DAs: Law license critical for Pa. attorney general to function
HARRISBURG — Bucks County District Attorney David Heckler, a former judge and state senator, on Monday told a special Senate committee that if his law license were suspended indefinitely, as is Attorney General Kathleen Kane’s, he would not be able to do his job.
“Virtually every part of it is based on the fact I am a lawyer and make legal judgments,” Heckler, a Republican, told the Senate Committee on Direct Address during its first hearing.
Berks County District Attorney John Adams, a Democrat, agreed: “Basically, I’d be on permanent vacation if I did not have a law license. My golf game would get better.”
Another Democrat, District Attorney Lisa Lazzari-Strasiser of Somerset County, said Kane’s suspended law license will “have a ripple effect across the state.” She questioned whether multi-county drug task forces can legally operate.
The Attorney General Office’s authority enables her to investigate across county lines, and that authority cannot be in question, she said.
The six-member, bipartisan Senate committee is expected to recommend by Thanksgiving eve whether Kane can fulfill her duties with a suspended license. A hearing is scheduled for next week on constitutional issues.
The session with district attorneys raised “more questions than it answered,” said Kane’s spokesman, Chuck Ardo.
“It’s a kangaroo court,” author William Keisling, who supports Kane, said of the Senate process. “There are no rules of evidence. It’s very troubling. If they are going to go this route, they have to have full hearings.”
The Supreme Court suspended Kane’s license indefinitely on Oct. 22 because she faces criminal charges of perjury, obstruction of justice and official oppression. Prosecutors in Montgomery County — where Kane is scheduled to appear Tuesday — say she masterminded a leak of grand jury material from a 2009 case to embarrass a political foe.
The lawyer disciplinary board’s counsel argued that as a criminal defendant, Kane has a conflict in charging people with crimes.
Heckler said his office has not been affected by Kane’s loss of her license. District attorneys often refer cases to the attorney general if they have a conflict of interest. Heckler said his staff is large enough to handle conflicts if they arise.
Kane, 49, of Scranton is the first woman and Democrat elected attorney general.
The Senate, controlled by Republicans, is using an obscure provision of the state constitution to consider Kane’s ouster.

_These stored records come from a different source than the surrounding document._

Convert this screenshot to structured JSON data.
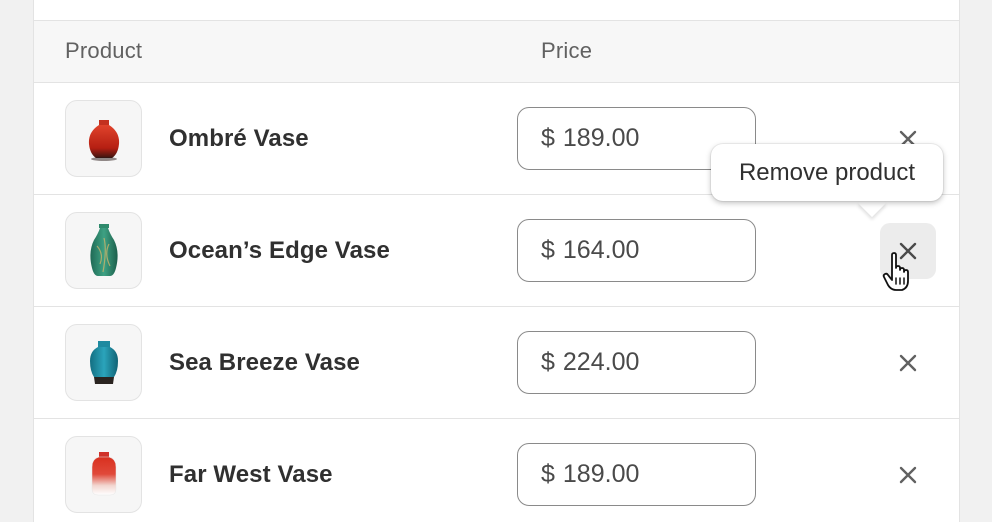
{
  "table": {
    "headers": {
      "product": "Product",
      "price": "Price"
    },
    "rows": [
      {
        "name": "Ombré Vase",
        "currency": "$",
        "price": "189.00",
        "thumb": "red-vase-image",
        "vase_color": "#c8301f"
      },
      {
        "name": "Ocean’s Edge Vase",
        "currency": "$",
        "price": "164.00",
        "thumb": "green-vase-image",
        "vase_color": "#2f8a6c"
      },
      {
        "name": "Sea Breeze Vase",
        "currency": "$",
        "price": "224.00",
        "thumb": "teal-vase-image",
        "vase_color": "#1e8aa0"
      },
      {
        "name": "Far West Vase",
        "currency": "$",
        "price": "189.00",
        "thumb": "red-white-vase-image",
        "vase_color": "#d0322a"
      }
    ]
  },
  "tooltip": {
    "text": "Remove product",
    "target_row": 1
  },
  "icons": {
    "remove": "close-icon",
    "cursor": "hand-pointer-icon"
  }
}
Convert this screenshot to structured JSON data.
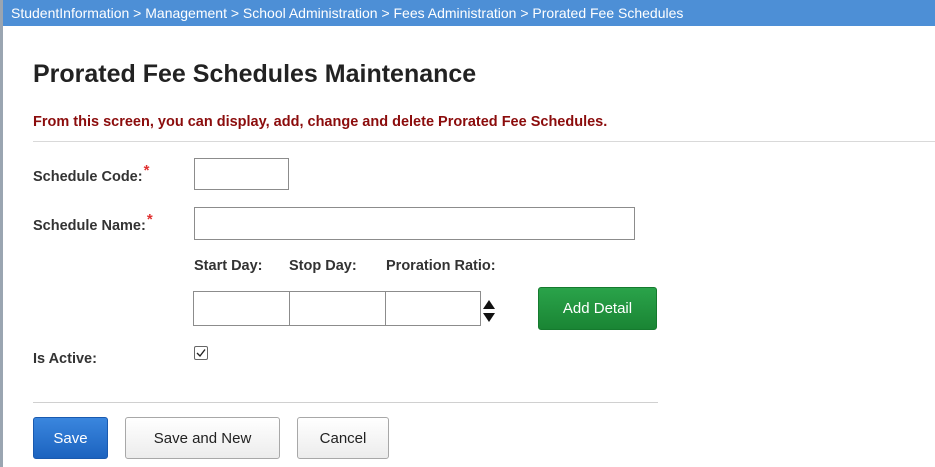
{
  "breadcrumb": "StudentInformation > Management > School Administration > Fees Administration > Prorated Fee Schedules",
  "page_title": "Prorated Fee Schedules Maintenance",
  "instructions": "From this screen, you can display, add, change and delete Prorated Fee Schedules.",
  "required_marker": "*",
  "form": {
    "schedule_code_label": "Schedule Code:",
    "schedule_code_value": "",
    "schedule_name_label": "Schedule Name:",
    "schedule_name_value": "",
    "detail": {
      "start_day_label": "Start Day:",
      "stop_day_label": "Stop Day:",
      "proration_ratio_label": "Proration Ratio:",
      "start_day_value": "",
      "stop_day_value": "",
      "proration_ratio_value": ""
    },
    "add_detail_label": "Add Detail",
    "is_active_label": "Is Active:",
    "is_active_checked": true
  },
  "buttons": {
    "save": "Save",
    "save_and_new": "Save and New",
    "cancel": "Cancel"
  },
  "colors": {
    "breadcrumb_bg": "#4d8fd6",
    "instruction_text": "#8b0c0c",
    "add_detail_bg": "#1f9b3f",
    "save_bg": "#2a72cf",
    "required": "#e03030"
  },
  "icons": {
    "spinner": "up-down-arrows-icon",
    "checkbox": "checkmark-icon"
  }
}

It requires a super-majority, bipartisan vote.
If that occurs, the document ordering her removal would be submitted to Gov. Tom Wolf, a Democrat who has suggested that Kane resign.
Kane said last week that she does not recognize the Senate’s authority to take action against her, including its subpoena for records. She contends the proper forum for removal would be impeachment, which begins in the House.
The Senate’s position “is not valid,” Ardo reiterated Monday, “and its subpoena is not valid, either.”
Sen. John Gordner, a Bloomsburg Republican chairing the committee, said Kane was given a week to comply with a subpoena served Friday.
If she does not respond, the Senate can seek a court order to force her compliance, Senate General Counsel Drew Crompton said. Refusal to respond to the court could result in a contempt citation.
The constitution allows for Senate removal of statewide elected officials other than the governor and lieutenant governor, Senate GOP lawyers say. Lawmakers are not subject to removal by “direct address.”
Brad Bumsted is Trib Total Media’s state Capitol reporter. He can be reached at 717-787-1405 or [email protected].